* [WORK REQUEST] Please reproduce the entries in full. Keep every character the same.
[EXTRACTED RECORDS]
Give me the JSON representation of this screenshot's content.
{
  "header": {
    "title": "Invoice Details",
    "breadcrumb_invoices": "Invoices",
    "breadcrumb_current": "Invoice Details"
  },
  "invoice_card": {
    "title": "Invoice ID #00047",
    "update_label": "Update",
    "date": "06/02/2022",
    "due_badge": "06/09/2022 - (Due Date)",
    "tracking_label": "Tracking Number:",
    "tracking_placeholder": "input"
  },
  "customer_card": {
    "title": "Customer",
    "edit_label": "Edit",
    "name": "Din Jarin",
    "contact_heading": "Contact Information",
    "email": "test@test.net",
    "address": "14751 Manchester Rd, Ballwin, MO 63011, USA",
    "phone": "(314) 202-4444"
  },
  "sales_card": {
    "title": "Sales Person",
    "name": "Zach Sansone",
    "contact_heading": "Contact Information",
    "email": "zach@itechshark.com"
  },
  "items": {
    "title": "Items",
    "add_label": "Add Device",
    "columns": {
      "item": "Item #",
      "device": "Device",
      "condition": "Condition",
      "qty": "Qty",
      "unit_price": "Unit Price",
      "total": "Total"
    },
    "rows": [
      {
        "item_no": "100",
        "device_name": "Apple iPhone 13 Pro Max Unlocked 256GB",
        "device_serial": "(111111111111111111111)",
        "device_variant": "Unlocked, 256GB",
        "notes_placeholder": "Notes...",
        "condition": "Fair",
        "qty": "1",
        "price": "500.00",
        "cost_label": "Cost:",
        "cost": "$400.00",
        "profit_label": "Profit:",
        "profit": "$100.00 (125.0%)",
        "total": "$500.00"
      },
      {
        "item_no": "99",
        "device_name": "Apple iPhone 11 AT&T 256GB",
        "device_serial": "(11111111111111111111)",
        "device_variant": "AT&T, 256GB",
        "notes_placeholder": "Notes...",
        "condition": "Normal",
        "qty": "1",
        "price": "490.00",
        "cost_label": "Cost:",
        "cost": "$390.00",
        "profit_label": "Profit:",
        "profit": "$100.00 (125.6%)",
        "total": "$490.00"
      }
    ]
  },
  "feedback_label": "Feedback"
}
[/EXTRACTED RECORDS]
* [RESPONSE TO THE EXERCISE]
Give me the JSON representation of this screenshot's content.
{
  "header": {
    "title": "Invoice Details",
    "breadcrumb_invoices": "Invoices",
    "breadcrumb_current": "Invoice Details"
  },
  "invoice_card": {
    "title": "Invoice ID #00047",
    "update_label": "Update",
    "date": "06/02/2022",
    "due_badge": "06/09/2022 - (Due Date)",
    "tracking_label": "Tracking Number:",
    "tracking_placeholder": "input"
  },
  "customer_card": {
    "title": "Customer",
    "edit_label": "Edit",
    "name": "Din Jarin",
    "contact_heading": "Contact Information",
    "email": "test@test.net",
    "address": "14751 Manchester Rd, Ballwin, MO 63011, USA",
    "phone": "(314) 202-4444"
  },
  "sales_card": {
    "title": "Sales Person",
    "name": "Zach Sansone",
    "contact_heading": "Contact Information",
    "email": "zach@itechshark.com"
  },
  "items": {
    "title": "Items",
    "add_label": "Add Device",
    "columns": {
      "item": "Item #",
      "device": "Device",
      "condition": "Condition",
      "qty": "Qty",
      "unit_price": "Unit Price",
      "total": "Total"
    },
    "rows": [
      {
        "item_no": "100",
        "device_name": "Apple iPhone 13 Pro Max Unlocked 256GB",
        "device_serial": "(111111111111111111111)",
        "device_variant": "Unlocked, 256GB",
        "notes_placeholder": "Notes...",
        "condition": "Fair",
        "qty": "1",
        "price": "500.00",
        "cost_label": "Cost:",
        "cost": "$400.00",
        "profit_label": "Profit:",
        "profit": "$100.00 (125.0%)",
        "total": "$500.00"
      },
      {
        "item_no": "99",
        "device_name": "Apple iPhone 11 AT&T 256GB",
        "device_serial": "(11111111111111111111)",
        "device_variant": "AT&T, 256GB",
        "notes_placeholder": "Notes...",
        "condition": "Normal",
        "qty": "1",
        "price": "490.00",
        "cost_label": "Cost:",
        "cost": "$390.00",
        "profit_label": "Profit:",
        "profit": "$100.00 (125.6%)",
        "total": "$490.00"
      }
    ]
  },
  "feedback_label": "Feedback"
}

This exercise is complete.